Work instructions -
The full listing needs to be output exactly.

-------------------------

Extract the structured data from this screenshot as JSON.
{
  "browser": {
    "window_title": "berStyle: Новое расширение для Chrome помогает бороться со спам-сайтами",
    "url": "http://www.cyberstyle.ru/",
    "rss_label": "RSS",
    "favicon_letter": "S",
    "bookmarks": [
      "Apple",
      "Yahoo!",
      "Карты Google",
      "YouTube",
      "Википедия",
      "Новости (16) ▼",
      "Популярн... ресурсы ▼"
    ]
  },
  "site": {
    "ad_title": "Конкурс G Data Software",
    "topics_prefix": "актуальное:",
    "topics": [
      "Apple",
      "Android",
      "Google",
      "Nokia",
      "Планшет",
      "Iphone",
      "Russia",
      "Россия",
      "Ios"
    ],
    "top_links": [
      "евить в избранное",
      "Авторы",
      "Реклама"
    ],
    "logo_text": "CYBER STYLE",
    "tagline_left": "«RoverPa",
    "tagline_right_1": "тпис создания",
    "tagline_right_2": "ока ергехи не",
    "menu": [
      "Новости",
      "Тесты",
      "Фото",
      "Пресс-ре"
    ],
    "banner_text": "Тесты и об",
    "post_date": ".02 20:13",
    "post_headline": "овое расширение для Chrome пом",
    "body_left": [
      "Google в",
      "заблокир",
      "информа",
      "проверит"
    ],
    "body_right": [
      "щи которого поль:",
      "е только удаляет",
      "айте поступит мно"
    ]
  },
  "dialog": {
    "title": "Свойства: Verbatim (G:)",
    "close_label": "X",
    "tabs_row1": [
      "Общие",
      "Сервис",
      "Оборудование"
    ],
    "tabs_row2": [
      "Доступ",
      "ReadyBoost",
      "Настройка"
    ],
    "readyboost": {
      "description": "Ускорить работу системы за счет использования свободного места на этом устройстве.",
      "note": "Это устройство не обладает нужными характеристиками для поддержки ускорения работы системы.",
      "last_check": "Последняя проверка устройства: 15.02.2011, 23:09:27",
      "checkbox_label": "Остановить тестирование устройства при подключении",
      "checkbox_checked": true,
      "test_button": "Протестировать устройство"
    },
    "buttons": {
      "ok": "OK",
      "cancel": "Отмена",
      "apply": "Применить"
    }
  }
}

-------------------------

Solution -
Extract the structured data from this screenshot as JSON.
{
  "browser": {
    "window_title": "berStyle: Новое расширение для Chrome помогает бороться со спам-сайтами",
    "url": "http://www.cyberstyle.ru/",
    "rss_label": "RSS",
    "favicon_letter": "S",
    "bookmarks": [
      "Apple",
      "Yahoo!",
      "Карты Google",
      "YouTube",
      "Википедия",
      "Новости (16) ▼",
      "Популярн... ресурсы ▼"
    ]
  },
  "site": {
    "ad_title": "Конкурс G Data Software",
    "topics_prefix": "актуальное:",
    "topics": [
      "Apple",
      "Android",
      "Google",
      "Nokia",
      "Планшет",
      "Iphone",
      "Russia",
      "Россия",
      "Ios"
    ],
    "top_links": [
      "евить в избранное",
      "Авторы",
      "Реклама"
    ],
    "logo_text": "CYBER STYLE",
    "tagline_left": "«RoverPa",
    "tagline_right_1": "тпис создания",
    "tagline_right_2": "ока ергехи не",
    "menu": [
      "Новости",
      "Тесты",
      "Фото",
      "Пресс-ре"
    ],
    "banner_text": "Тесты и об",
    "post_date": ".02 20:13",
    "post_headline": "овое расширение для Chrome пом",
    "body_left": [
      "Google в",
      "заблокир",
      "информа",
      "проверит"
    ],
    "body_right": [
      "щи которого поль:",
      "е только удаляет",
      "айте поступит мно"
    ]
  },
  "dialog": {
    "title": "Свойства: Verbatim (G:)",
    "close_label": "X",
    "tabs_row1": [
      "Общие",
      "Сервис",
      "Оборудование"
    ],
    "tabs_row2": [
      "Доступ",
      "ReadyBoost",
      "Настройка"
    ],
    "readyboost": {
      "description": "Ускорить работу системы за счет использования свободного места на этом устройстве.",
      "note": "Это устройство не обладает нужными характеристиками для поддержки ускорения работы системы.",
      "last_check": "Последняя проверка устройства: 15.02.2011, 23:09:27",
      "checkbox_label": "Остановить тестирование устройства при подключении",
      "checkbox_checked": true,
      "test_button": "Протестировать устройство"
    },
    "buttons": {
      "ok": "OK",
      "cancel": "Отмена",
      "apply": "Применить"
    }
  }
}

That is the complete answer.